view their many friendly comments.
This trail will contain educational legends which will inform the visitor about the origins of trees, their uses in society, when they came to
this country, and any interesting facts from ancient folk lore. This part of the woodland will be of particular interest to school groups and
other organisations interested in the knowledge of trees, and will extend the woodland to a full 5 hectares (12 acres). For the naturalist
this area, with its tussocks of wild grass, is a favourite nesting site for the local larks, and many families of larks are reared here. Their
spring song is very much in evidence as they soar in their territorial dance. From the western extremity of the woodland there are
superb views over the Loch of Vaara and the hills around Clousta, and when the sun is setting there are many wonderful sunsets to view.
The hills are very hummocky due to the glacial nature of the land, and also to past geological activity.

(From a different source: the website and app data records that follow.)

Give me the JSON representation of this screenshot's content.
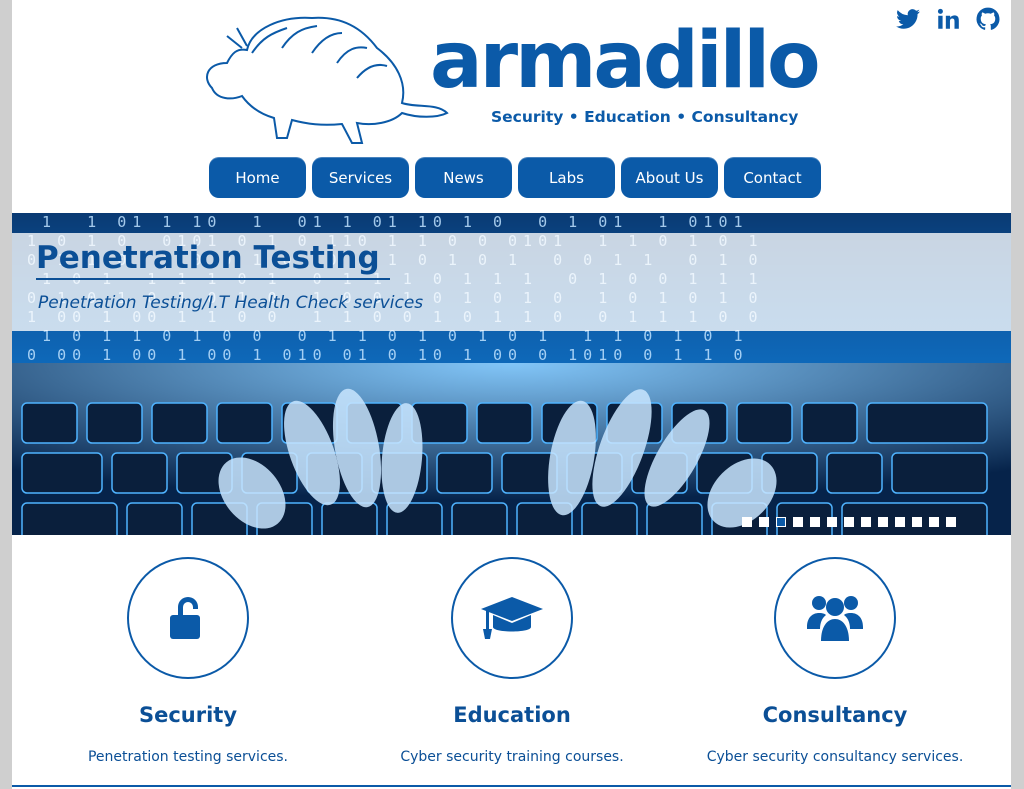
{
  "brand": {
    "name": "armadillo",
    "tagline": "Security • Education • Consultancy"
  },
  "social": [
    {
      "icon": "twitter-icon"
    },
    {
      "icon": "linkedin-icon"
    },
    {
      "icon": "github-icon"
    }
  ],
  "nav": {
    "items": [
      {
        "label": "Home"
      },
      {
        "label": "Services"
      },
      {
        "label": "News"
      },
      {
        "label": "Labs"
      },
      {
        "label": "About Us"
      },
      {
        "label": "Contact"
      }
    ]
  },
  "hero": {
    "title": "Penetration Testing",
    "subtitle": "Penetration Testing/I.T Health Check services",
    "slide_count": 13,
    "active_slide": 3
  },
  "features": [
    {
      "icon": "unlock-icon",
      "title": "Security",
      "desc": "Penetration testing services."
    },
    {
      "icon": "graduation-cap-icon",
      "title": "Education",
      "desc": "Cyber security training courses."
    },
    {
      "icon": "users-icon",
      "title": "Consultancy",
      "desc": "Cyber security consultancy services."
    }
  ],
  "colors": {
    "brand_blue": "#0b5aa8",
    "background": "#ffffff"
  }
}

The area is very interesting,
with much surface evidence of underground activity dotted throughout the landscape. Being the western extremity of the Walls Fault
Line, the area has significant geological importance, and is a veritable testing ground for amateur geologists.
The woodland is a haven for both fauna and flora, and habitats for both are being established more and more each year. Every year in
autumn the woodland too offers refuge to the many “accidentals” or migrating birds, which drop in for restful respite whilst on their long
migrations south. Often you might encounter really rare species of birds far from their chosen tracks or colourful exotic waxwings gorging
themselves on the last of the rose hips, trying to replenish those energy reserves which will take them all the way to Africa.
Every year groups of school children from all over Shetland, groups of toddlers, Special Needs Children, and Elderly Citizens’ groups all
enjoy the wonder of Michaelswood. The purpose of the woodland is to inform and educate the public on the benevolence and the
benefits trees bring to the environment and to allow the public to get off the tarmac, and experience wildlife and nature at first hand. If
you are looking for a day out, or a swashbuckling adventure for the children, or a nice challenging hike, or a day getting in touch with
nature, or in fact any other kind of a day you will probably find it at Michaelswood in Aith.
MICHAELSWOOD PHOTO GALLERY
If your children enjoy coming here (and you do too :) PLEASE donate.  All funds go towards keeping Michaelswood open and as much fun as possible.  Every penny helps.  Thank you.
Michaelswood
© Michaelswood 2015